[Stored data entries]
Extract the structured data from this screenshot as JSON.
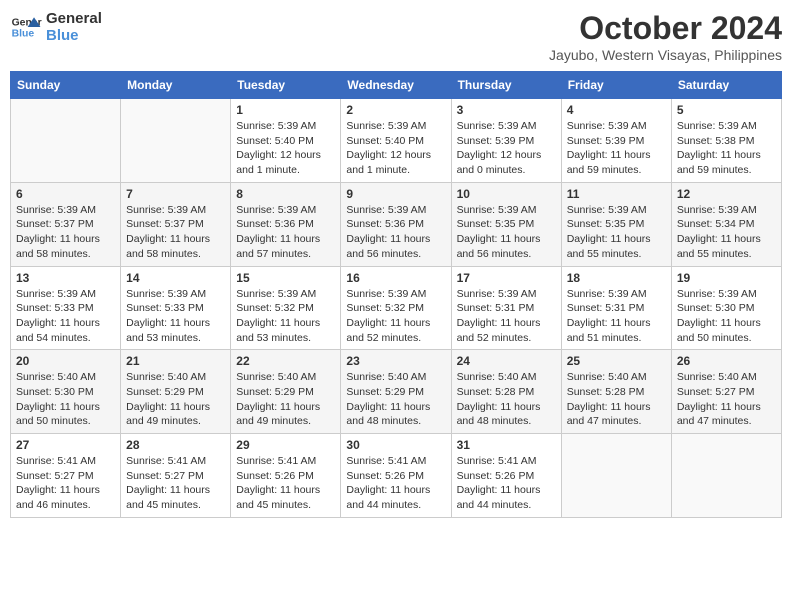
{
  "logo": {
    "line1": "General",
    "line2": "Blue"
  },
  "title": "October 2024",
  "location": "Jayubo, Western Visayas, Philippines",
  "days_header": [
    "Sunday",
    "Monday",
    "Tuesday",
    "Wednesday",
    "Thursday",
    "Friday",
    "Saturday"
  ],
  "weeks": [
    [
      {
        "day": "",
        "info": ""
      },
      {
        "day": "",
        "info": ""
      },
      {
        "day": "1",
        "info": "Sunrise: 5:39 AM\nSunset: 5:40 PM\nDaylight: 12 hours\nand 1 minute."
      },
      {
        "day": "2",
        "info": "Sunrise: 5:39 AM\nSunset: 5:40 PM\nDaylight: 12 hours\nand 1 minute."
      },
      {
        "day": "3",
        "info": "Sunrise: 5:39 AM\nSunset: 5:39 PM\nDaylight: 12 hours\nand 0 minutes."
      },
      {
        "day": "4",
        "info": "Sunrise: 5:39 AM\nSunset: 5:39 PM\nDaylight: 11 hours\nand 59 minutes."
      },
      {
        "day": "5",
        "info": "Sunrise: 5:39 AM\nSunset: 5:38 PM\nDaylight: 11 hours\nand 59 minutes."
      }
    ],
    [
      {
        "day": "6",
        "info": "Sunrise: 5:39 AM\nSunset: 5:37 PM\nDaylight: 11 hours\nand 58 minutes."
      },
      {
        "day": "7",
        "info": "Sunrise: 5:39 AM\nSunset: 5:37 PM\nDaylight: 11 hours\nand 58 minutes."
      },
      {
        "day": "8",
        "info": "Sunrise: 5:39 AM\nSunset: 5:36 PM\nDaylight: 11 hours\nand 57 minutes."
      },
      {
        "day": "9",
        "info": "Sunrise: 5:39 AM\nSunset: 5:36 PM\nDaylight: 11 hours\nand 56 minutes."
      },
      {
        "day": "10",
        "info": "Sunrise: 5:39 AM\nSunset: 5:35 PM\nDaylight: 11 hours\nand 56 minutes."
      },
      {
        "day": "11",
        "info": "Sunrise: 5:39 AM\nSunset: 5:35 PM\nDaylight: 11 hours\nand 55 minutes."
      },
      {
        "day": "12",
        "info": "Sunrise: 5:39 AM\nSunset: 5:34 PM\nDaylight: 11 hours\nand 55 minutes."
      }
    ],
    [
      {
        "day": "13",
        "info": "Sunrise: 5:39 AM\nSunset: 5:33 PM\nDaylight: 11 hours\nand 54 minutes."
      },
      {
        "day": "14",
        "info": "Sunrise: 5:39 AM\nSunset: 5:33 PM\nDaylight: 11 hours\nand 53 minutes."
      },
      {
        "day": "15",
        "info": "Sunrise: 5:39 AM\nSunset: 5:32 PM\nDaylight: 11 hours\nand 53 minutes."
      },
      {
        "day": "16",
        "info": "Sunrise: 5:39 AM\nSunset: 5:32 PM\nDaylight: 11 hours\nand 52 minutes."
      },
      {
        "day": "17",
        "info": "Sunrise: 5:39 AM\nSunset: 5:31 PM\nDaylight: 11 hours\nand 52 minutes."
      },
      {
        "day": "18",
        "info": "Sunrise: 5:39 AM\nSunset: 5:31 PM\nDaylight: 11 hours\nand 51 minutes."
      },
      {
        "day": "19",
        "info": "Sunrise: 5:39 AM\nSunset: 5:30 PM\nDaylight: 11 hours\nand 50 minutes."
      }
    ],
    [
      {
        "day": "20",
        "info": "Sunrise: 5:40 AM\nSunset: 5:30 PM\nDaylight: 11 hours\nand 50 minutes."
      },
      {
        "day": "21",
        "info": "Sunrise: 5:40 AM\nSunset: 5:29 PM\nDaylight: 11 hours\nand 49 minutes."
      },
      {
        "day": "22",
        "info": "Sunrise: 5:40 AM\nSunset: 5:29 PM\nDaylight: 11 hours\nand 49 minutes."
      },
      {
        "day": "23",
        "info": "Sunrise: 5:40 AM\nSunset: 5:29 PM\nDaylight: 11 hours\nand 48 minutes."
      },
      {
        "day": "24",
        "info": "Sunrise: 5:40 AM\nSunset: 5:28 PM\nDaylight: 11 hours\nand 48 minutes."
      },
      {
        "day": "25",
        "info": "Sunrise: 5:40 AM\nSunset: 5:28 PM\nDaylight: 11 hours\nand 47 minutes."
      },
      {
        "day": "26",
        "info": "Sunrise: 5:40 AM\nSunset: 5:27 PM\nDaylight: 11 hours\nand 47 minutes."
      }
    ],
    [
      {
        "day": "27",
        "info": "Sunrise: 5:41 AM\nSunset: 5:27 PM\nDaylight: 11 hours\nand 46 minutes."
      },
      {
        "day": "28",
        "info": "Sunrise: 5:41 AM\nSunset: 5:27 PM\nDaylight: 11 hours\nand 45 minutes."
      },
      {
        "day": "29",
        "info": "Sunrise: 5:41 AM\nSunset: 5:26 PM\nDaylight: 11 hours\nand 45 minutes."
      },
      {
        "day": "30",
        "info": "Sunrise: 5:41 AM\nSunset: 5:26 PM\nDaylight: 11 hours\nand 44 minutes."
      },
      {
        "day": "31",
        "info": "Sunrise: 5:41 AM\nSunset: 5:26 PM\nDaylight: 11 hours\nand 44 minutes."
      },
      {
        "day": "",
        "info": ""
      },
      {
        "day": "",
        "info": ""
      }
    ]
  ]
}
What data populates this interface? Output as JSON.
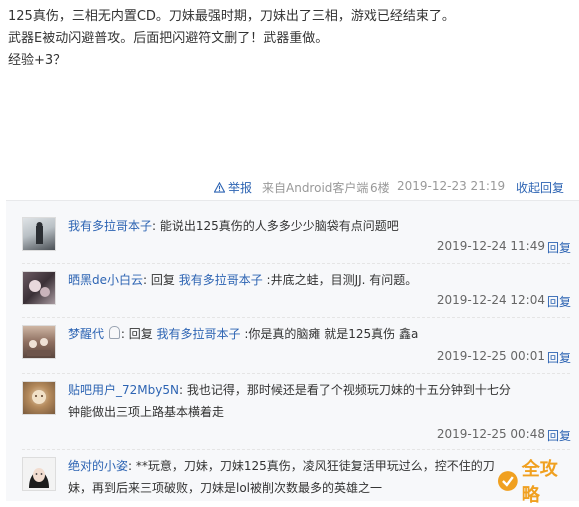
{
  "post": {
    "lines": [
      "125真伤，三相无内置CD。刀妹最强时期，刀妹出了三相，游戏已经结束了。",
      "武器E被动闪避普攻。后面把闪避符文删了！武器重做。",
      "经验+3？"
    ],
    "report_label": "举报",
    "client_label": "来自Android客户端",
    "floor": "6楼",
    "time": "2019-12-23 21:19",
    "collapse_label": "收起回复"
  },
  "replies": [
    {
      "user": "我有多拉哥本子",
      "colon": ":",
      "prefix": "",
      "target": "",
      "content": " 能说出125真伤的人多多少少脑袋有点问题吧",
      "content2": "",
      "time": "2019-12-24 11:49",
      "reply_label": "回复"
    },
    {
      "user": "晒黑de小白云",
      "colon": ":",
      "prefix": " 回复 ",
      "target": "我有多拉哥本子",
      "content": " :井底之蛙，目测JJ. 有问题。",
      "content2": "",
      "time": "2019-12-24 12:04",
      "reply_label": "回复"
    },
    {
      "user": "梦醒代",
      "colon": ":",
      "prefix": " 回复 ",
      "target": "我有多拉哥本子",
      "content": " :你是真的脑瘫 就是125真伤 鑫a",
      "content2": "",
      "time": "2019-12-25 00:01",
      "reply_label": "回复"
    },
    {
      "user": "贴吧用户_72Mby5N",
      "colon": ":",
      "prefix": "",
      "target": "",
      "content": " 我也记得，那时候还是看了个视频玩刀妹的十五分钟到十七分",
      "content2": "钟能做出三项上路基本横着走",
      "time": "2019-12-25 00:48",
      "reply_label": "回复"
    },
    {
      "user": "绝对的小姿",
      "colon": ":",
      "prefix": "",
      "target": "",
      "content": " **玩意，刀妹，刀妹125真伤，凌风狂徒复活甲玩过么，控不住的刀",
      "content2": "妹，再到后来三项破败，刀妹是lol被削次数最多的英雄之一",
      "time": "",
      "reply_label": ""
    }
  ],
  "watermark": "全攻略",
  "colors": {
    "link": "#2d64b3",
    "meta": "#999999",
    "reply_bg": "#f7f8fa",
    "watermark": "#f0a020"
  }
}
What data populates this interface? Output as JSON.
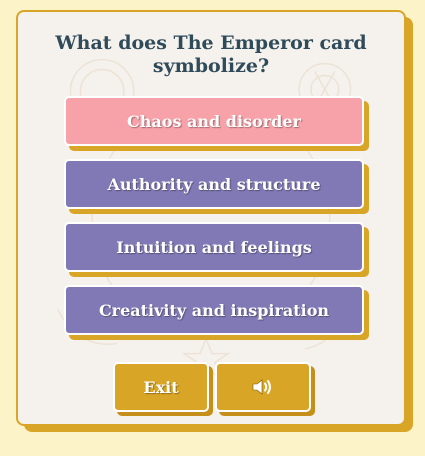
{
  "quiz": {
    "question": "What does The Emperor card symbolize?",
    "answers": [
      {
        "label": "Chaos and disorder",
        "state": "wrong"
      },
      {
        "label": "Authority and structure",
        "state": "normal"
      },
      {
        "label": "Intuition and feelings",
        "state": "normal"
      },
      {
        "label": "Creativity and inspiration",
        "state": "normal"
      }
    ]
  },
  "controls": {
    "exit_label": "Exit",
    "sound_icon": "speaker-volume-icon"
  },
  "colors": {
    "background": "#fdf3c8",
    "card": "#f5f1ec",
    "gold": "#d9a526",
    "purple": "#8179b5",
    "wrong_pink": "#f7a2a8",
    "question_text": "#2f4b5a"
  }
}
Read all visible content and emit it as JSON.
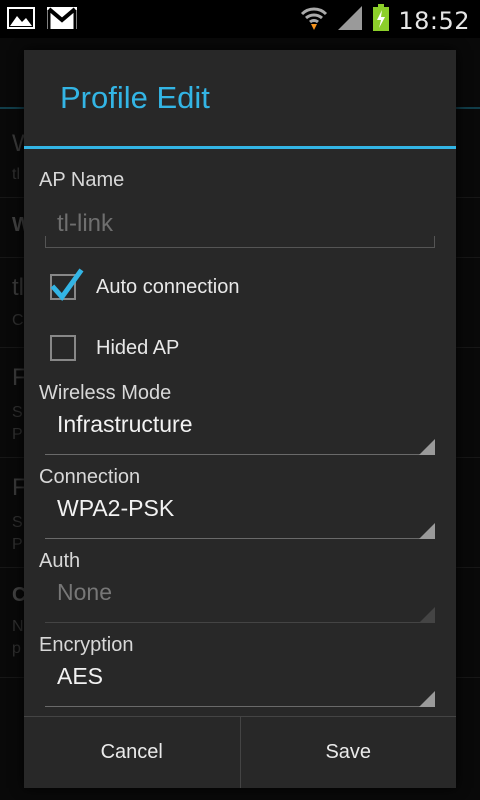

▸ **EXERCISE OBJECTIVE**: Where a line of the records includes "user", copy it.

▸ **RESPONSE**:
      "user": "我有多拉哥本子",
      "user": "晒黑de小白云",
      "user": "梦醒代",
      "user": "贴吧用户_72Mby5N",
      "user": "绝对的小姿",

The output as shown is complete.